Work order – Your answer should consist of all lines in the listing that hold the word "shortcut".

Record set –
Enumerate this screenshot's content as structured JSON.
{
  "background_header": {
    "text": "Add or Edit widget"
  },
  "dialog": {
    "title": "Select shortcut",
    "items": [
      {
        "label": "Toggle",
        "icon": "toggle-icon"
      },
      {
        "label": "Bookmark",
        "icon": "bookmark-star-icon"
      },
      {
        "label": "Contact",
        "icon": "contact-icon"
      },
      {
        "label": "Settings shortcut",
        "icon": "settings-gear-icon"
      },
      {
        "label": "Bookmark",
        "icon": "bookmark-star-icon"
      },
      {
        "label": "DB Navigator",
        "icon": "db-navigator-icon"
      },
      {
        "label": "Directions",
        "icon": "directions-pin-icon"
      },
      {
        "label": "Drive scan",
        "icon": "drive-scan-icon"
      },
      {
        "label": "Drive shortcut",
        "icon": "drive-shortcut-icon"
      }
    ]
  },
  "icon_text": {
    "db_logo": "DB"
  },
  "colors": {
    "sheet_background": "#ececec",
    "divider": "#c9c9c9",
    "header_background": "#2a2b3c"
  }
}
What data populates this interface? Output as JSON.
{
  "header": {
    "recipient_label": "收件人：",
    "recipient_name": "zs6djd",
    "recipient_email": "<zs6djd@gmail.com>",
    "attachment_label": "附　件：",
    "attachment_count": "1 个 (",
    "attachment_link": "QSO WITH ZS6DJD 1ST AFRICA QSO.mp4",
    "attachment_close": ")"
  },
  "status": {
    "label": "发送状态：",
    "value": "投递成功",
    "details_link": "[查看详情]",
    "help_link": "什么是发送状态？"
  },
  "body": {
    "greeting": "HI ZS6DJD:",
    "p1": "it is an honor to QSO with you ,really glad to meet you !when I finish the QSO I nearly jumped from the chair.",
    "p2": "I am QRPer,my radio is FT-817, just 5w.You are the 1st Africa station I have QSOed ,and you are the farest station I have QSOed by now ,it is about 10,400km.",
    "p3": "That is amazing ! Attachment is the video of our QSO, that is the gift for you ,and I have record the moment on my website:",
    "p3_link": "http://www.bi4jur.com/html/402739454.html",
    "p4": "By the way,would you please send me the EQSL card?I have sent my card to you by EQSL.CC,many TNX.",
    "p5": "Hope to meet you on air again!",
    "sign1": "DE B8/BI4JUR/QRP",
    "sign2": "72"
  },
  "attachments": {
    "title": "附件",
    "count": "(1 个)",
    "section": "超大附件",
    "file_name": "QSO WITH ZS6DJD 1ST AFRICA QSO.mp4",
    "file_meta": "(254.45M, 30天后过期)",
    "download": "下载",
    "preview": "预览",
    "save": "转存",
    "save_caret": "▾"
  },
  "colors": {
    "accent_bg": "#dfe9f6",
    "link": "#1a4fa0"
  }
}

Result for this exercise –
    "title": "Select shortcut",
        "label": "Settings shortcut",
        "label": "Drive shortcut",
        "icon": "drive-shortcut-icon"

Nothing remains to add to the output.